One of the stated targets of the IAPT programme is that for referrals finishing a course of treatment in the month, 75% enter treatment within 6 weeks, and 95% within 18 weeks5. These are based on the waiting time between the referral date and the first attended treatment appointment.How do I get access to therapy notes? ›
If you would like to access these notes, discuss it with your therapist. Talking about your reasons for wanting to read these notes can help your therapist understand your request. It can also help you understand some of your therapist's concerns about releasing these confidential records.How much does CBT cost the NHS? ›
The average direct cost of the CBT intervention was £910 per person. There were no clear differences between the groups in terms of other NHS costs, personal expenditure or lost productivity.Is there a long waiting list for CBT? ›

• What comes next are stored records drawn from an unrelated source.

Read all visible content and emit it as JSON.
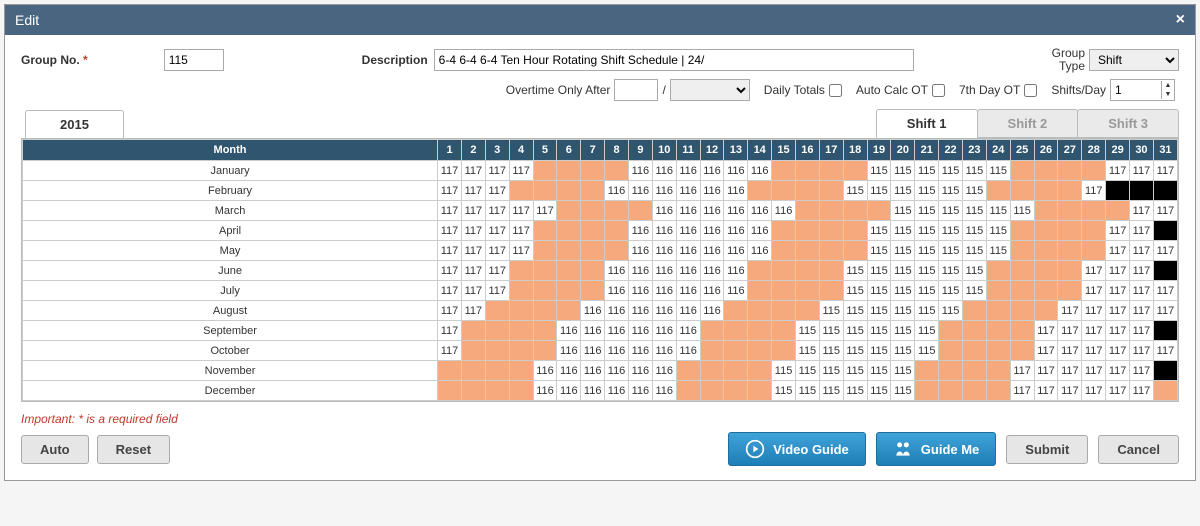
{
  "window": {
    "title": "Edit"
  },
  "form": {
    "group_no_label": "Group No.",
    "group_no": "115",
    "description_label": "Description",
    "description": "6-4 6-4 6-4 Ten Hour Rotating Shift Schedule | 24/",
    "group_type_label_line1": "Group",
    "group_type_label_line2": "Type",
    "group_type": "Shift",
    "overtime_label": "Overtime Only After",
    "overtime_hours": "",
    "overtime_select": "",
    "daily_totals_label": "Daily Totals",
    "auto_calc_ot_label": "Auto Calc OT",
    "seventh_day_ot_label": "7th Day OT",
    "shifts_day_label": "Shifts/Day",
    "shifts_day": "1"
  },
  "tabs": {
    "year": "2015",
    "shifts": [
      "Shift 1",
      "Shift 2",
      "Shift 3"
    ],
    "active_shift": 0
  },
  "table": {
    "month_header": "Month",
    "day_headers": [
      "1",
      "2",
      "3",
      "4",
      "5",
      "6",
      "7",
      "8",
      "9",
      "10",
      "11",
      "12",
      "13",
      "14",
      "15",
      "16",
      "17",
      "18",
      "19",
      "20",
      "21",
      "22",
      "23",
      "24",
      "25",
      "26",
      "27",
      "28",
      "29",
      "30",
      "31"
    ],
    "months": [
      "January",
      "February",
      "March",
      "April",
      "May",
      "June",
      "July",
      "August",
      "September",
      "October",
      "November",
      "December"
    ],
    "cells": [
      [
        "117",
        "117",
        "117",
        "117",
        "",
        "",
        "",
        "",
        "116",
        "116",
        "116",
        "116",
        "116",
        "116",
        "",
        "",
        "",
        "",
        "115",
        "115",
        "115",
        "115",
        "115",
        "115",
        "",
        "",
        "",
        "",
        "117",
        "117",
        "117"
      ],
      [
        "117",
        "117",
        "117",
        "",
        "",
        "",
        "",
        "116",
        "116",
        "116",
        "116",
        "116",
        "116",
        "",
        "",
        "",
        "",
        "115",
        "115",
        "115",
        "115",
        "115",
        "115",
        "",
        "",
        "",
        "",
        "117",
        "X",
        "X",
        "X"
      ],
      [
        "117",
        "117",
        "117",
        "117",
        "117",
        "",
        "",
        "",
        "",
        "116",
        "116",
        "116",
        "116",
        "116",
        "116",
        "",
        "",
        "",
        "",
        "115",
        "115",
        "115",
        "115",
        "115",
        "115",
        "",
        "",
        "",
        "",
        "117",
        "117"
      ],
      [
        "117",
        "117",
        "117",
        "117",
        "",
        "",
        "",
        "",
        "116",
        "116",
        "116",
        "116",
        "116",
        "116",
        "",
        "",
        "",
        "",
        "115",
        "115",
        "115",
        "115",
        "115",
        "115",
        "",
        "",
        "",
        "",
        "117",
        "117",
        "X"
      ],
      [
        "117",
        "117",
        "117",
        "117",
        "",
        "",
        "",
        "",
        "116",
        "116",
        "116",
        "116",
        "116",
        "116",
        "",
        "",
        "",
        "",
        "115",
        "115",
        "115",
        "115",
        "115",
        "115",
        "",
        "",
        "",
        "",
        "117",
        "117",
        "117"
      ],
      [
        "117",
        "117",
        "117",
        "",
        "",
        "",
        "",
        "116",
        "116",
        "116",
        "116",
        "116",
        "116",
        "",
        "",
        "",
        "",
        "115",
        "115",
        "115",
        "115",
        "115",
        "115",
        "",
        "",
        "",
        "",
        "117",
        "117",
        "117",
        "X"
      ],
      [
        "117",
        "117",
        "117",
        "",
        "",
        "",
        "",
        "116",
        "116",
        "116",
        "116",
        "116",
        "116",
        "",
        "",
        "",
        "",
        "115",
        "115",
        "115",
        "115",
        "115",
        "115",
        "",
        "",
        "",
        "",
        "117",
        "117",
        "117",
        "117"
      ],
      [
        "117",
        "117",
        "",
        "",
        "",
        "",
        "116",
        "116",
        "116",
        "116",
        "116",
        "116",
        "",
        "",
        "",
        "",
        "115",
        "115",
        "115",
        "115",
        "115",
        "115",
        "",
        "",
        "",
        "",
        "117",
        "117",
        "117",
        "117",
        "117"
      ],
      [
        "117",
        "",
        "",
        "",
        "",
        "116",
        "116",
        "116",
        "116",
        "116",
        "116",
        "",
        "",
        "",
        "",
        "115",
        "115",
        "115",
        "115",
        "115",
        "115",
        "",
        "",
        "",
        "",
        "117",
        "117",
        "117",
        "117",
        "117",
        "X"
      ],
      [
        "117",
        "",
        "",
        "",
        "",
        "116",
        "116",
        "116",
        "116",
        "116",
        "116",
        "",
        "",
        "",
        "",
        "115",
        "115",
        "115",
        "115",
        "115",
        "115",
        "",
        "",
        "",
        "",
        "117",
        "117",
        "117",
        "117",
        "117",
        "117"
      ],
      [
        "",
        "",
        "",
        "",
        "116",
        "116",
        "116",
        "116",
        "116",
        "116",
        "",
        "",
        "",
        "",
        "115",
        "115",
        "115",
        "115",
        "115",
        "115",
        "",
        "",
        "",
        "",
        "117",
        "117",
        "117",
        "117",
        "117",
        "117",
        "X"
      ],
      [
        "",
        "",
        "",
        "",
        "116",
        "116",
        "116",
        "116",
        "116",
        "116",
        "",
        "",
        "",
        "",
        "115",
        "115",
        "115",
        "115",
        "115",
        "115",
        "",
        "",
        "",
        "",
        "117",
        "117",
        "117",
        "117",
        "117",
        "117",
        ""
      ]
    ]
  },
  "important_text": "Important: * is a required field",
  "buttons": {
    "auto": "Auto",
    "reset": "Reset",
    "video_guide": "Video Guide",
    "guide_me": "Guide Me",
    "submit": "Submit",
    "cancel": "Cancel"
  }
}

waiting times for initial assessment were reported to be less than four weeks although in 14 per cent of cases people were reported to typically wait more than 12 weeks to be seen.Can you apply CBT to yourself? ›
A client has asked me, 'can I do CBT for myself' and the answer is yes; we call it self-directed Cognitive Behavioural Therapy or guided CBT. Self-help therapies are psychological therapies you complete at your own pace and in your time.How can I speed up my NHS waiting list? ›
You can do this by using the NHS e-Referral Service (the information comes up in a drop down menu called 'Services Near You') or by checking hospital websites – many update their waiting times at least weekly and it can be a good way to see which hospital has the capacity to see you sooner.What is the maximum waiting time for NHS? ›
Your right to non-emergency care
The waiting time ends on the date you receive treatment for the condition for which you have been referred. If you wait longer than 18 weeks, the NHS should take all reasonable steps to offer you a range of suitable alternative providers.
Your clinical notes are considered a medical record, which you have a right to see. Some therapists keep separate personal notes with questions and thoughts they have during sessions, and you're not guaranteed to see those. You can always ask, of course.
This is frequently known as the “two-party consent” rule and with regards to psychotherapy services, requires that both the patient and the therapist consent to the recording.What do therapists write in their notes? ›
Your therapist uses what's in your current treatment plan to determine what they put in their notes. Progress notes are supposed to show how what you did in any given session addressed one or more of the goals on your treatment plan and whether you're making progress on them.Why is it so hard for me to open up in therapy? ›
There are a few things that might contribute to this: you may not have developed the level of trust you need to feel safe with the therapist you are working with, you may be fearful of being judged by the therapist, or maybe you are afraid that opening the pain of the past might be too much to handle.Why do therapists ask where you feel something in your body? ›
Scanning our body for tightness, emotion, specific sensations such as a sinking gut can help provide insight into how we experience the world and provide direction for steps going forward. A therapist is not a keeper of all the right answers and does not intuitively know what is best for you.What should I tell my psychologist? ›
- Your strengths and things you are good at. ...
- Any problems you have with sleep. ...
- Medications you take and any changes in medication. ...
- Major physical health concerns. ...
- The most stressful periods of your life…even if they happened a long time ago. ...
- Anyone you want us to talk to.